Your objective:
Although the records contain pictures, only their text should be set down, exactly as written.

App and web page records
-*-

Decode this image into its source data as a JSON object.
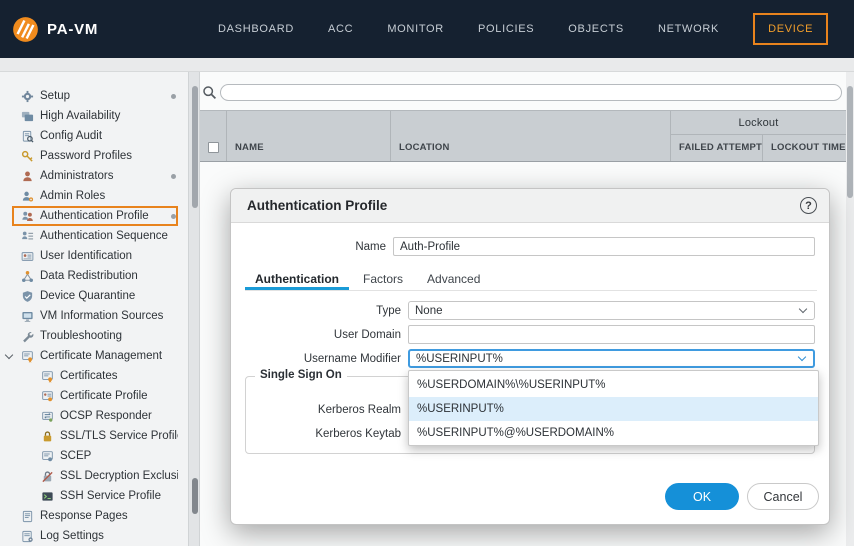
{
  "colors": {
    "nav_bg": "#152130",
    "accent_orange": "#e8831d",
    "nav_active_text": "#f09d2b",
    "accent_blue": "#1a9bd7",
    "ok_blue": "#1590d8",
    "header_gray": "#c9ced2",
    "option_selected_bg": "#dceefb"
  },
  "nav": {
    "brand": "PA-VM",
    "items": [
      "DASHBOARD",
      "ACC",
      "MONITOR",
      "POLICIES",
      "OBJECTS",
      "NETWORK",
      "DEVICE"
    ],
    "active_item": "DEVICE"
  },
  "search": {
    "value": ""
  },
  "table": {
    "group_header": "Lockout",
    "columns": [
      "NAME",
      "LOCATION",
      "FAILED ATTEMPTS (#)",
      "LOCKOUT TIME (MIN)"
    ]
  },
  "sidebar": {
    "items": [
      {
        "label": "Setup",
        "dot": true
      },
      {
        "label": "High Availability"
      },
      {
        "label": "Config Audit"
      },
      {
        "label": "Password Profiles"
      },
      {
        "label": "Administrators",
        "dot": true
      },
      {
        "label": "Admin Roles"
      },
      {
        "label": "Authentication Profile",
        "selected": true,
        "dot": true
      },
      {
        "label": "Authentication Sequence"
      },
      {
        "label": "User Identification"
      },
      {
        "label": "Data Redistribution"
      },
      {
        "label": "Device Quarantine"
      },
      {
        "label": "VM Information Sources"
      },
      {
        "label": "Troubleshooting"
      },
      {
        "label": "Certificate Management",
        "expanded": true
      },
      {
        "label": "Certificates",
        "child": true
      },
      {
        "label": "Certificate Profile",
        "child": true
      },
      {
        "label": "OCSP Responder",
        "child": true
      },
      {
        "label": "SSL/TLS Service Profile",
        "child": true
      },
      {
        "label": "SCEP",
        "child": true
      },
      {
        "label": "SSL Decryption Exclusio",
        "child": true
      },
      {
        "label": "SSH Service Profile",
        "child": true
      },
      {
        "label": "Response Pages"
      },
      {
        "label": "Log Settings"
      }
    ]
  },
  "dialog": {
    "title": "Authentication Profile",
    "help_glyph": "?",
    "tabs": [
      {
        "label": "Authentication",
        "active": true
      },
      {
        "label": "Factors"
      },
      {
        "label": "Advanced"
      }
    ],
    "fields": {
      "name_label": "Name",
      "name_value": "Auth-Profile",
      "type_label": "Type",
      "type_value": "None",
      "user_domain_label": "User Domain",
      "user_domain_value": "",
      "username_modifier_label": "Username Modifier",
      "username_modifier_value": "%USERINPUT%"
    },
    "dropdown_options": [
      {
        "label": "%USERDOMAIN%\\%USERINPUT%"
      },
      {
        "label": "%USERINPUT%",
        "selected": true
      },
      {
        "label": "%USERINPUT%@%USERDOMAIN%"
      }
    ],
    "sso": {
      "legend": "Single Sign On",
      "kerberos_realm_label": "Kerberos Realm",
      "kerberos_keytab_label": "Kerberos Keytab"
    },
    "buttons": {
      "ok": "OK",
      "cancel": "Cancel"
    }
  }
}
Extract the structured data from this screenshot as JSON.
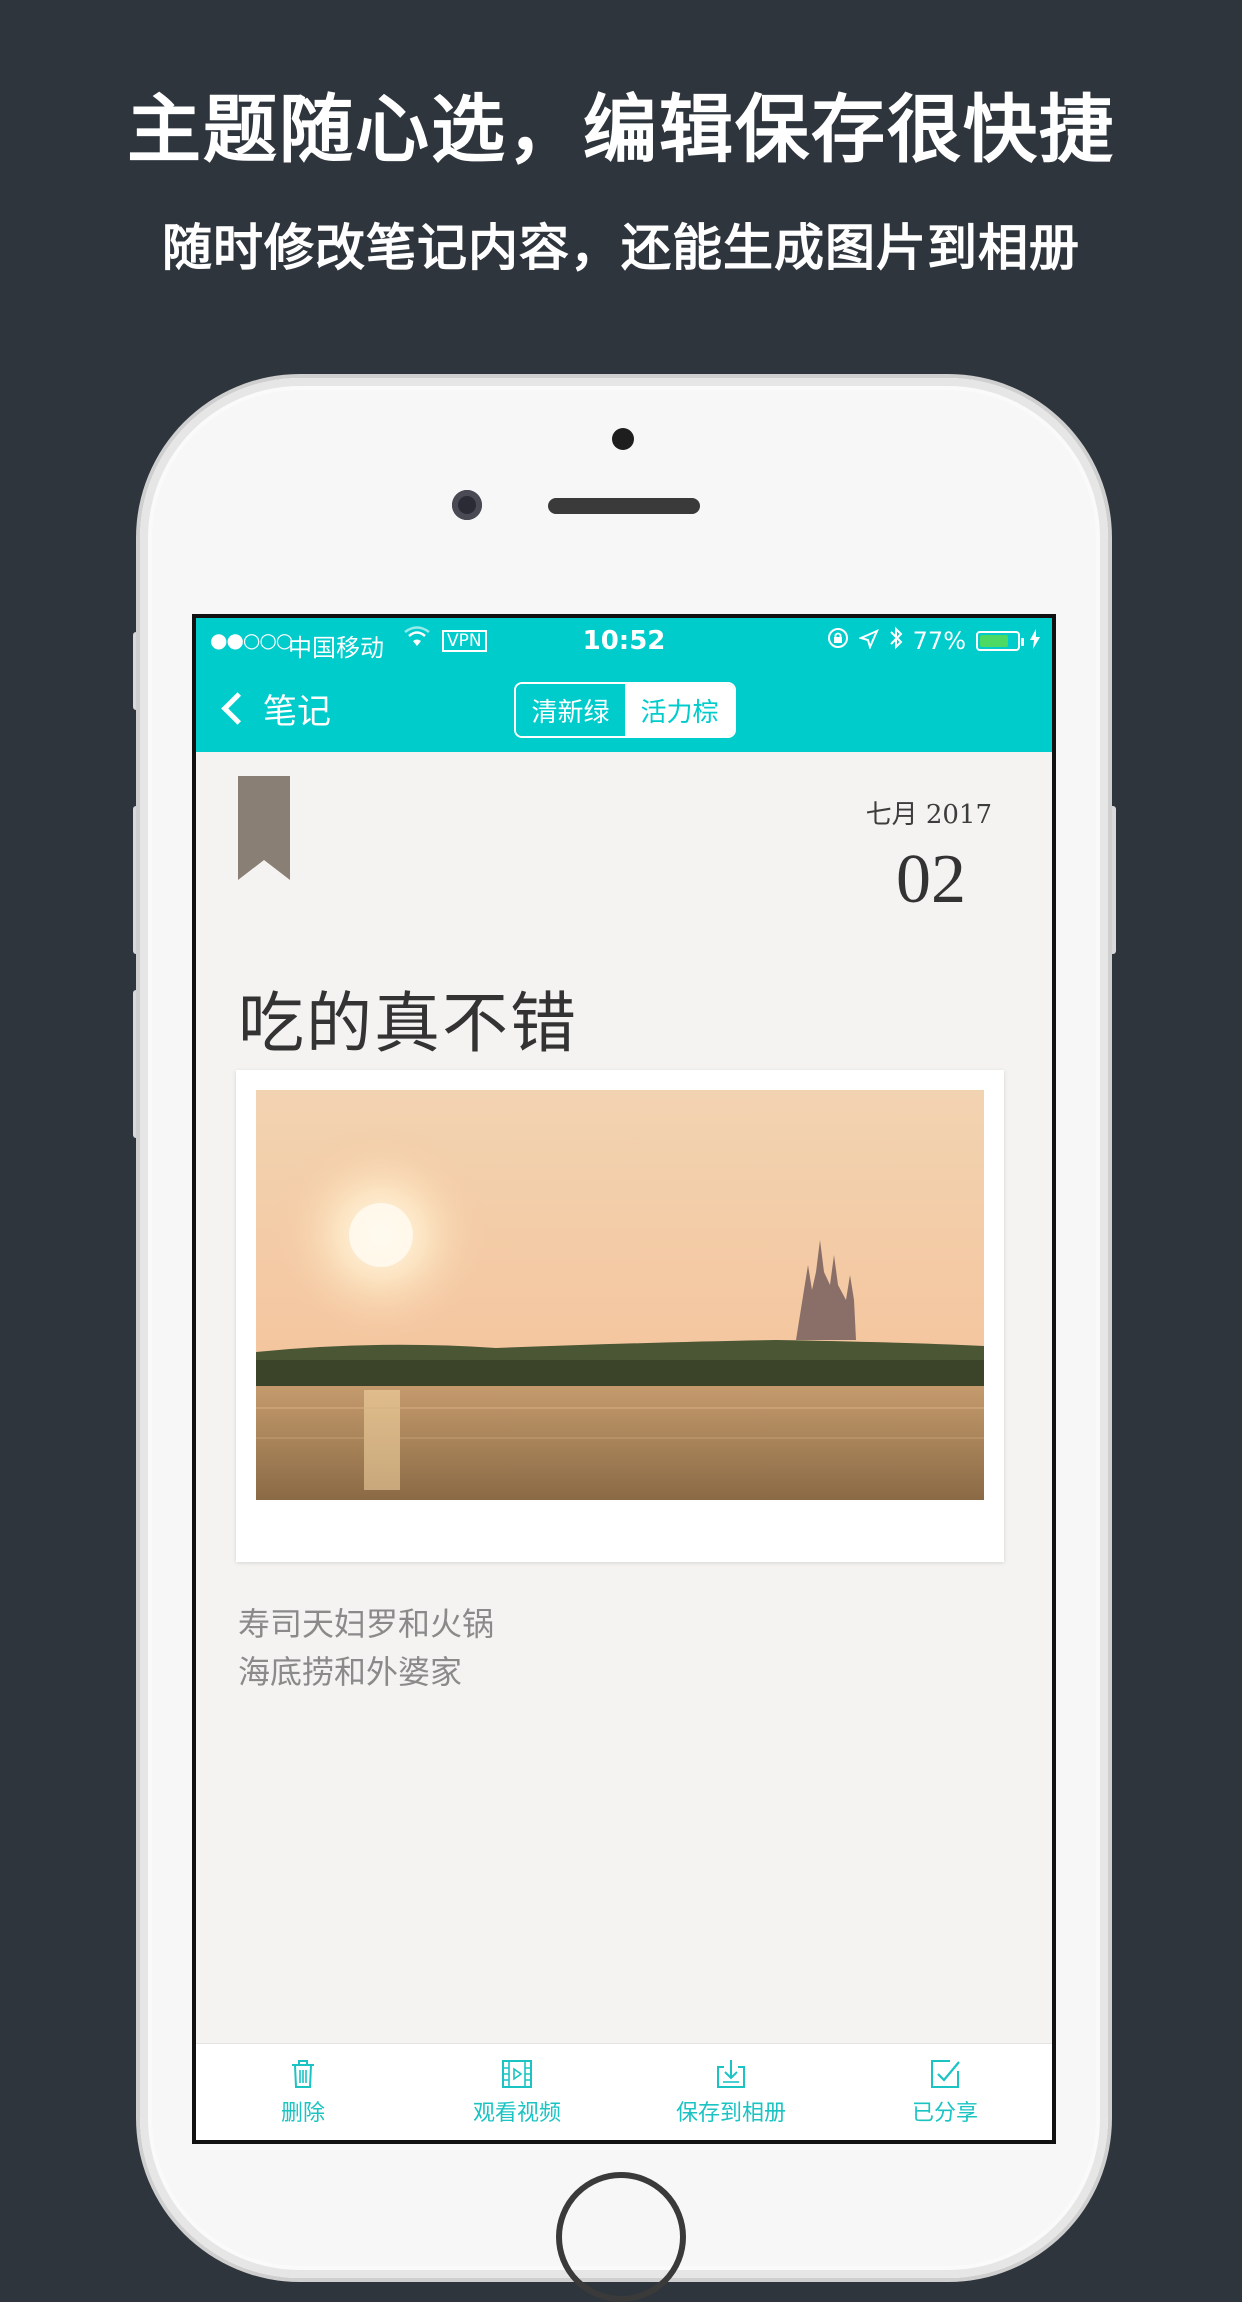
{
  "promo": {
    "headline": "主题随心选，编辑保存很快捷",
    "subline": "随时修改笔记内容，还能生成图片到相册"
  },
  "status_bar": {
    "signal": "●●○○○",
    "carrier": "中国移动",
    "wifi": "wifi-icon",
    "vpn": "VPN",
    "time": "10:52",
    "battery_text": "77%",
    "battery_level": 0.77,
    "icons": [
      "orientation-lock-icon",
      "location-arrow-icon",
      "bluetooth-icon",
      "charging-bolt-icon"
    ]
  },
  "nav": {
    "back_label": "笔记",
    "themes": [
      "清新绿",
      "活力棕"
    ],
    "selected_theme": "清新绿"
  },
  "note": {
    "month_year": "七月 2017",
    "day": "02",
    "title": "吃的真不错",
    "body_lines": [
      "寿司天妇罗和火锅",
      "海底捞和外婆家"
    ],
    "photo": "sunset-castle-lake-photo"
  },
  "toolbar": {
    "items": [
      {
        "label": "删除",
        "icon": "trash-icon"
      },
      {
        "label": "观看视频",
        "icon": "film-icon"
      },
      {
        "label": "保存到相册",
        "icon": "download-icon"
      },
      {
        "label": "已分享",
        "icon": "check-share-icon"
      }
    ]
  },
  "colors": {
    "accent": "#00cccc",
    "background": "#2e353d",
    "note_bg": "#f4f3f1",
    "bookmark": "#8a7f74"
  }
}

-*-

Solution for this exercise:
Decode this image into its source data as a JSON object.
{
  "colors": {
    "nav_bg": "#152130",
    "accent_orange": "#e8831d",
    "nav_active_text": "#f09d2b",
    "accent_blue": "#1a9bd7",
    "ok_blue": "#1590d8",
    "header_gray": "#c9ced2",
    "option_selected_bg": "#dceefb"
  },
  "nav": {
    "brand": "PA-VM",
    "items": [
      "DASHBOARD",
      "ACC",
      "MONITOR",
      "POLICIES",
      "OBJECTS",
      "NETWORK",
      "DEVICE"
    ],
    "active_item": "DEVICE"
  },
  "search": {
    "value": ""
  },
  "table": {
    "group_header": "Lockout",
    "columns": [
      "NAME",
      "LOCATION",
      "FAILED ATTEMPTS (#)",
      "LOCKOUT TIME (MIN)"
    ]
  },
  "sidebar": {
    "items": [
      {
        "label": "Setup",
        "dot": true
      },
      {
        "label": "High Availability"
      },
      {
        "label": "Config Audit"
      },
      {
        "label": "Password Profiles"
      },
      {
        "label": "Administrators",
        "dot": true
      },
      {
        "label": "Admin Roles"
      },
      {
        "label": "Authentication Profile",
        "selected": true,
        "dot": true
      },
      {
        "label": "Authentication Sequence"
      },
      {
        "label": "User Identification"
      },
      {
        "label": "Data Redistribution"
      },
      {
        "label": "Device Quarantine"
      },
      {
        "label": "VM Information Sources"
      },
      {
        "label": "Troubleshooting"
      },
      {
        "label": "Certificate Management",
        "expanded": true
      },
      {
        "label": "Certificates",
        "child": true
      },
      {
        "label": "Certificate Profile",
        "child": true
      },
      {
        "label": "OCSP Responder",
        "child": true
      },
      {
        "label": "SSL/TLS Service Profile",
        "child": true
      },
      {
        "label": "SCEP",
        "child": true
      },
      {
        "label": "SSL Decryption Exclusio",
        "child": true
      },
      {
        "label": "SSH Service Profile",
        "child": true
      },
      {
        "label": "Response Pages"
      },
      {
        "label": "Log Settings"
      }
    ]
  },
  "dialog": {
    "title": "Authentication Profile",
    "help_glyph": "?",
    "tabs": [
      {
        "label": "Authentication",
        "active": true
      },
      {
        "label": "Factors"
      },
      {
        "label": "Advanced"
      }
    ],
    "fields": {
      "name_label": "Name",
      "name_value": "Auth-Profile",
      "type_label": "Type",
      "type_value": "None",
      "user_domain_label": "User Domain",
      "user_domain_value": "",
      "username_modifier_label": "Username Modifier",
      "username_modifier_value": "%USERINPUT%"
    },
    "dropdown_options": [
      {
        "label": "%USERDOMAIN%\\%USERINPUT%"
      },
      {
        "label": "%USERINPUT%",
        "selected": true
      },
      {
        "label": "%USERINPUT%@%USERDOMAIN%"
      }
    ],
    "sso": {
      "legend": "Single Sign On",
      "kerberos_realm_label": "Kerberos Realm",
      "kerberos_keytab_label": "Kerberos Keytab"
    },
    "buttons": {
      "ok": "OK",
      "cancel": "Cancel"
    }
  }
}
Extract the structured data from this screenshot as JSON.
{
  "promo": {
    "headline": "主题随心选，编辑保存很快捷",
    "subline": "随时修改笔记内容，还能生成图片到相册"
  },
  "status_bar": {
    "signal": "●●○○○",
    "carrier": "中国移动",
    "wifi": "wifi-icon",
    "vpn": "VPN",
    "time": "10:52",
    "battery_text": "77%",
    "battery_level": 0.77,
    "icons": [
      "orientation-lock-icon",
      "location-arrow-icon",
      "bluetooth-icon",
      "charging-bolt-icon"
    ]
  },
  "nav": {
    "back_label": "笔记",
    "themes": [
      "清新绿",
      "活力棕"
    ],
    "selected_theme": "清新绿"
  },
  "note": {
    "month_year": "七月 2017",
    "day": "02",
    "title": "吃的真不错",
    "body_lines": [
      "寿司天妇罗和火锅",
      "海底捞和外婆家"
    ],
    "photo": "sunset-castle-lake-photo"
  },
  "toolbar": {
    "items": [
      {
        "label": "删除",
        "icon": "trash-icon"
      },
      {
        "label": "观看视频",
        "icon": "film-icon"
      },
      {
        "label": "保存到相册",
        "icon": "download-icon"
      },
      {
        "label": "已分享",
        "icon": "check-share-icon"
      }
    ]
  },
  "colors": {
    "accent": "#00cccc",
    "background": "#2e353d",
    "note_bg": "#f4f3f1",
    "bookmark": "#8a7f74"
  }
}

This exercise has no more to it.